Against Doom: A Climate Insurgency Manual

by Jeremy Brecher
ISBN: 978-1-62963-385-5
PP: 128
Publisher: PM Press 2017
£11.99

Easy to read 100 page book about how to collaborate and proactively work to stop the end of the world — or at least the extermination of humanity — aka climate change. Clearly committed to non-violent direct action, there is a lot here that could be useful for anti-capitalists and anti-imperialists interested in working on the issue of climate change with more mainstream peeps. In case you’ve forgotten the standard guidelines for behaving nicely and politely with liberals and other largely pro-capitalist forces, the book offers some useful reminders about how to frame your position or voice.

Some anti-fascist movement folks could probably learn a point or two by reading this text and then applying the same methods to anti-fascist organising. Check out chapters eight and nine on turning the public’s mind and turning worriers into warriors. Both chapters probably have the greatest value for any movement, including fighting climate change, because they help address two key issues: dealing with the public and getting privileged and/or scared people to move past worry into action.

Another key tool Brecher leverages is connecting the struggle to the Public Trust Doctrine. This is brilliant, and it is leveraged by other activists aside from Brecher. The concept, though, of acting to enforce the laws even when government won’t, is instructive. What claim do animal rights, prison abolition, and anti-imperialists center that connects with their intended audience?

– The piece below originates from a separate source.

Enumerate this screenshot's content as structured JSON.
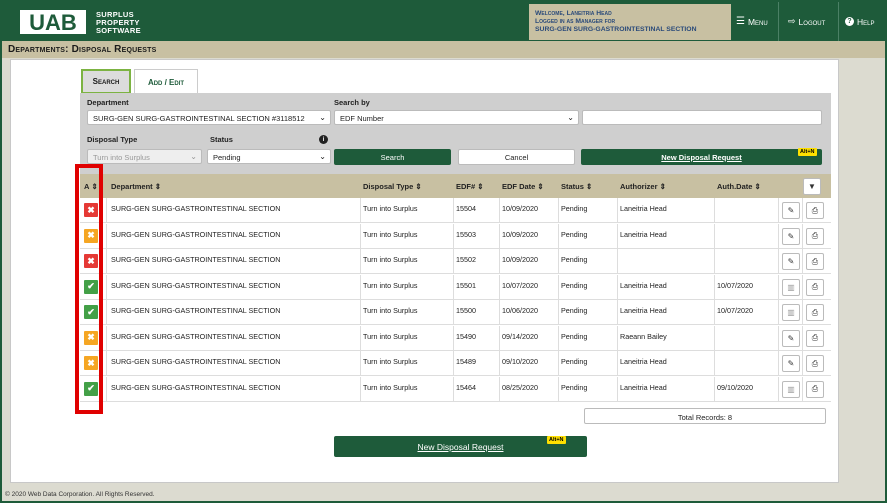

Some tone and attitude were annoying, and yes, I get irked when people do not want to remove the underlying cause for global destruction, market and state sponsored capitalisms aka greed, but, in the mean time, Brecher’s book offers a clear and open road map for people of all sane political stripes that want to make sure there’s still a planet to live on. And while Black Blocs, direct action, and militancy is certainly helpful in multiple venues and multiple issues, Brecher’s book offers a quick, easy guide for those who want to put on liberal activist masks for a bit and work collaboratively with masses to avoid human species suicide.

My beef: using the term insurgency is hyperbolic because it implies armed conflict. Brecher is clearly non-violent and seems to abhor non-symbolic property destruction. So be it. Then again, maybe he’s using insurgency to encourage placard carrying, protest marshall obeying, normally okay with law enforcement feeling people, aka white middle class, to finally throw down a bit more, get arrested, and actually move past their Facebook protest posts while trying to save the planet.

While not meant for readers of 4strugglemag or It’s Going Down, Against Doom does present a well-structured, accessible argument on an issue that most thinking people are relatively concerned about.

Luther Blissett